The Giver, if I remember correctly, was published in 1993. It was different from my previous books and I knew that when I was writing it. I've never liked science fiction so I never thought of it as science fiction, although some people who like to use categories have put it in that category. But what it is is a book set in a future time. And for me it was like writing realistic fiction. I created a place, created a character — he's a boy about to be 12 — and here's where he lives and here's what it's like. And because it's in the future, it's very different from our contemporary way of life — but not in a sense of technology. I didn't deal with any of that — just in the way it's evolved into a place with a complicated set of rules, all of which are designed to make the world in which he lives very safe and very comfortable.

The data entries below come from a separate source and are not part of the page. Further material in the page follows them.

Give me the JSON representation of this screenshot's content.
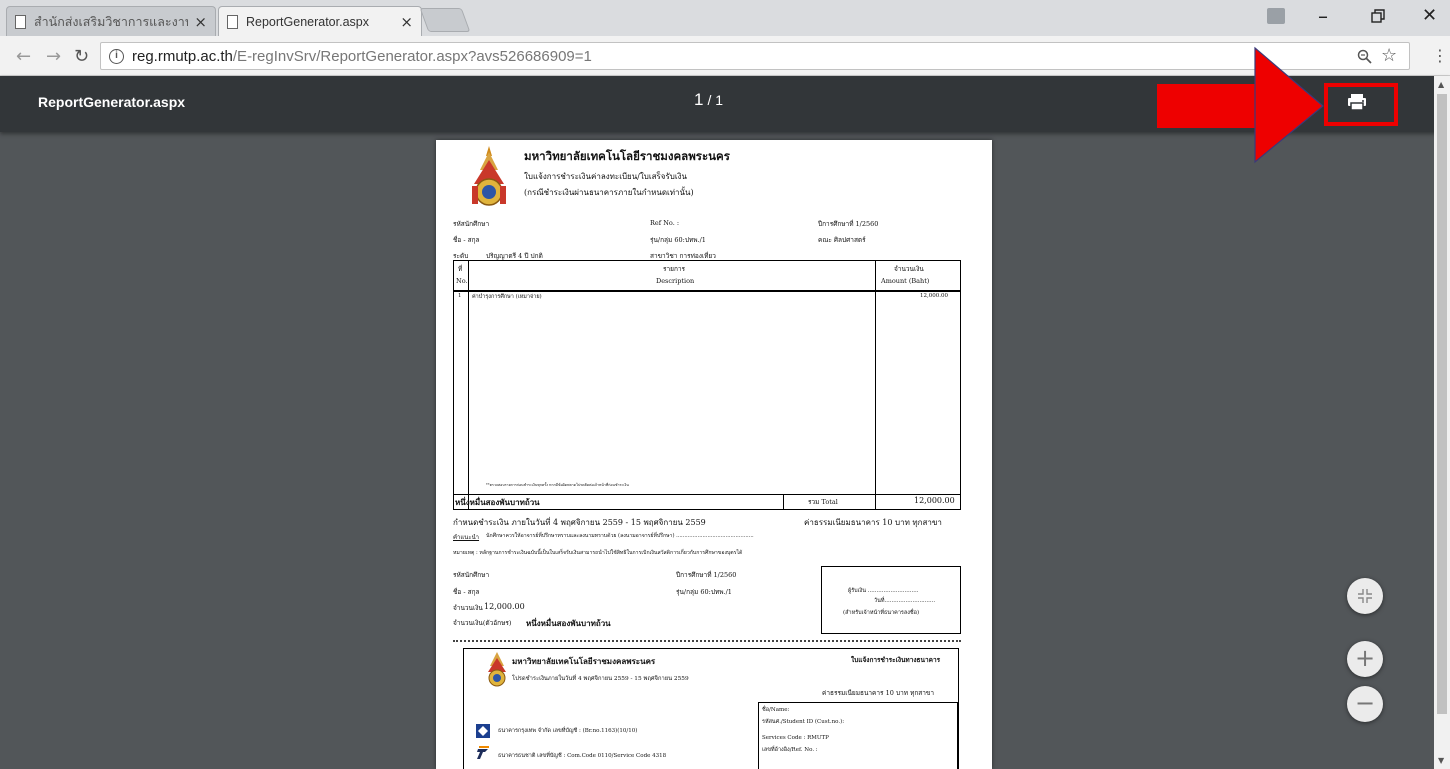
{
  "browser": {
    "tabs": [
      {
        "label": "สำนักส่งเสริมวิชาการและงานะ"
      },
      {
        "label": "ReportGenerator.aspx"
      }
    ],
    "tab_close_glyph": "×",
    "url_host": "reg.rmutp.ac.th",
    "url_path": "/E-regInvSrv/ReportGenerator.aspx?avs526686909=1"
  },
  "pdf_toolbar": {
    "title": "ReportGenerator.aspx",
    "page_current": "1",
    "page_total": "/ 1",
    "print_icon": "print-icon"
  },
  "highlight_color": "#ee0000",
  "document": {
    "university": "มหาวิทยาลัยเทคโนโลยีราชมงคลพระนคร",
    "subtitle1": "ใบแจ้งการชำระเงินค่าลงทะเบียน/ใบเสร็จรับเงิน",
    "subtitle2": "(กรณีชำระเงินผ่านธนาคารภายในกำหนดเท่านั้น)",
    "student_id_label": "รหัสนักศึกษา",
    "name_label": "ชื่อ - สกุล",
    "level_label": "ระดับ",
    "level_value": "ปริญญาตรี 4 ปี ปกติ",
    "ref_label": "Ref No. :",
    "group_label": "รุ่น/กลุ่ม  60:ปทพ./1",
    "major_label": "สาขาวิชา  การท่องเที่ยว",
    "year_label": "ปีการศึกษาที่  1/2560",
    "faculty_label": "คณะ  ศิลปศาสตร์",
    "col_no_th": "ที่",
    "col_no_en": "No.",
    "col_desc_th": "รายการ",
    "col_desc_en": "Description",
    "col_amt_th": "จำนวนเงิน",
    "col_amt_en": "Amount (Baht)",
    "item_no": "1",
    "item_desc": "ค่าบำรุงการศึกษา (เหมาจ่าย)",
    "item_amount": "12,000.00",
    "footnote": "**ตรวจสอบรายการก่อนชำระเงินทุกครั้ง หากมีข้อผิดพลาดโปรดติดต่อเจ้าหน้าที่ก่อนชำระเงิน",
    "total_words": "หนึ่งหมื่นสองพันบาทถ้วน",
    "total_label": "รวม Total",
    "total_amount": "12,000.00",
    "due_text": "กำหนดชำระเงิน ภายในวันที่  4 พฤศจิกายน 2559 - 15 พฤศจิกายน 2559",
    "fee_text": "ค่าธรรมเนียมธนาคาร 10 บาท ทุกสาขา",
    "advice_label": "คำแนะนำ",
    "advice_text": "นักศึกษาควรให้อาจารย์ที่ปรึกษาทราบและลงนามทราบด้วย (ลงนามอาจารย์ที่ปรึกษา) ...............................................",
    "note_text": "หมายเหตุ :  หลักฐานการชำระเงินฉบับนี้เป็นใบเสร็จรับเงินสามารถนำไปใช้สิทธิในการเบิกเงินสวัสดิการเกี่ยวกับการศึกษาของบุตรได้",
    "s_student_id_label": "รหัสนักศึกษา",
    "s_name_label": "ชื่อ - สกุล",
    "s_year_label": "ปีการศึกษาที่  1/2560",
    "s_group_label": "รุ่น/กลุ่ม  60:ปทพ./1",
    "s_amount_label": "จำนวนเงิน",
    "s_amount_value": "12,000.00",
    "s_words_label": "จำนวนเงิน(ตัวอักษร)",
    "s_words_value": "หนึ่งหมื่นสองพันบาทถ้วน",
    "receiver_label": "ผู้รับเงิน .............................",
    "date_label": "วันที่.............................",
    "officer_label": "(สำหรับเจ้าหน้าที่ธนาคารลงชื่อ)",
    "slip_title": "ใบแจ้งการชำระเงินทางธนาคาร",
    "slip_due": "โปรดชำระเงินภายในวันที่  4 พฤศจิกายน 2559 - 15 พฤศจิกายน 2559",
    "slip_fee": "ค่าธรรมเนียมธนาคาร 10 บาท ทุกสาขา",
    "bank1": "ธนาคารกรุงเทพ จำกัด เลขที่บัญชี : (Br.no.1163)(10/10)",
    "bank2": "ธนาคารธนชาติ เลขที่บัญชี : Com.Code 0110/Service Code 4318",
    "info_name": "ชื่อ/Name:",
    "info_student": "รหัสนศ./Student ID (Cust.no.):",
    "info_service": "Services Code  :  RMUTP",
    "info_ref": "เลขที่อ้างอิง/Ref. No. :"
  },
  "zoom": {
    "fit": "fit-page-icon",
    "in": "+",
    "out": "−"
  }
}
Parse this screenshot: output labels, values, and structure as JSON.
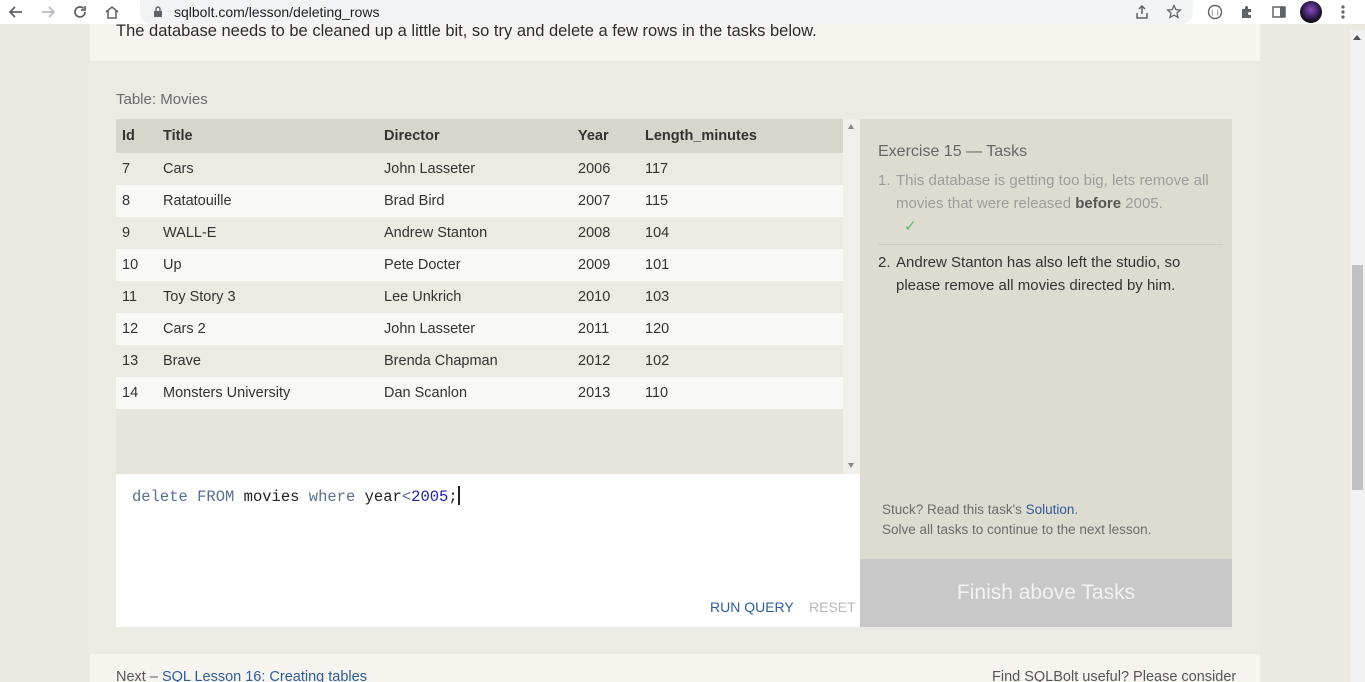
{
  "browser": {
    "url": "sqlbolt.com/lesson/deleting_rows"
  },
  "page": {
    "intro_text": "The database needs to be cleaned up a little bit, so try and delete a few rows in the tasks below.",
    "table_caption": "Table: Movies",
    "table": {
      "headers": [
        "Id",
        "Title",
        "Director",
        "Year",
        "Length_minutes"
      ],
      "rows": [
        [
          "7",
          "Cars",
          "John Lasseter",
          "2006",
          "117"
        ],
        [
          "8",
          "Ratatouille",
          "Brad Bird",
          "2007",
          "115"
        ],
        [
          "9",
          "WALL-E",
          "Andrew Stanton",
          "2008",
          "104"
        ],
        [
          "10",
          "Up",
          "Pete Docter",
          "2009",
          "101"
        ],
        [
          "11",
          "Toy Story 3",
          "Lee Unkrich",
          "2010",
          "103"
        ],
        [
          "12",
          "Cars 2",
          "John Lasseter",
          "2011",
          "120"
        ],
        [
          "13",
          "Brave",
          "Brenda Chapman",
          "2012",
          "102"
        ],
        [
          "14",
          "Monsters University",
          "Dan Scanlon",
          "2013",
          "110"
        ]
      ]
    },
    "editor": {
      "kw1": "delete",
      "kw2": "FROM",
      "table_name": "movies",
      "kw3": "where",
      "column": "year",
      "op": "<",
      "value": "2005",
      "semicolon": ";"
    },
    "buttons": {
      "run_query": "RUN QUERY",
      "reset": "RESET"
    },
    "tasks": {
      "title": "Exercise 15 — Tasks",
      "task1_num": "1.",
      "task1_pre": "This database is getting too big, lets remove all movies that were released ",
      "task1_bold": "before",
      "task1_post": " 2005.",
      "task1_check": "✓",
      "task2_num": "2.",
      "task2_text": "Andrew Stanton has also left the studio, so please remove all movies directed by him.",
      "stuck_pre": "Stuck? Read this task's ",
      "solution_link": "Solution",
      "stuck_post": ".",
      "solve_all": "Solve all tasks to continue to the next lesson.",
      "finish_label": "Finish above Tasks"
    },
    "footer": {
      "next_prefix": "Next – ",
      "next_link": "SQL Lesson 16: Creating tables",
      "useful_text": "Find SQLBolt useful? Please consider"
    }
  }
}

And then I tried in writing it to make it seductive so that for the first third of the book, I hope, readers will feel as though this is a good place to live. There's no crime. There's no inequality. There's no discrimination. And then gradually you realize that the reason there are none of these things, no discrimination for example, is because everybody is the same color. There is no crime because there's no money. Everybody has all their wants taken care of. And then there are hints along the way, and I won't go into each detail, that make you become aware, in an uncomfortable way, that maybe it isn't such a great place.
And by the end of the book you're certainly aware — as the boy becomes aware — that there's a terrible underbelly to this place where he lives. Terrible compromises have been made. And then as happens I think in many of my books, this young boy, who now by the time the books concludes, is almost 13, has set out to try to change the world he lives in. I think that's such a wonderful thing for a fictional child to take on. That year it won the Newbery Medal, which was astonishing enough. But the Newbery Medal is given for the most distinguished piece of literature published that year for children. Okay. So people, important people, people who know, thought it a distinguished piece of literature.
At the same time, almost simultaneously, other people became very frightened by this book. And ever since 1993 it has been on the list of most challenged books in the United States. That doesn't mean banned or censored. It hovers close to it though. What it means is that somebody has gone forward with this book and demanded that it be removed from the school or the library.
And then it generally goes through a set of procedures. Usually there's a meeting of the school board. Often there are lots of newspaper articles, letters to the editor, sometimes public meetings, and people shouting at each other — all over this book. It's never, to be honest, been completely clear to me what it is they're objecting to and why they feel so frightened by it.
SOURCE: Transcript from an interview with Lois Lowry. Reading Rockets. URL: http://www.readingrockets.org/books/interviews/lowry/transcript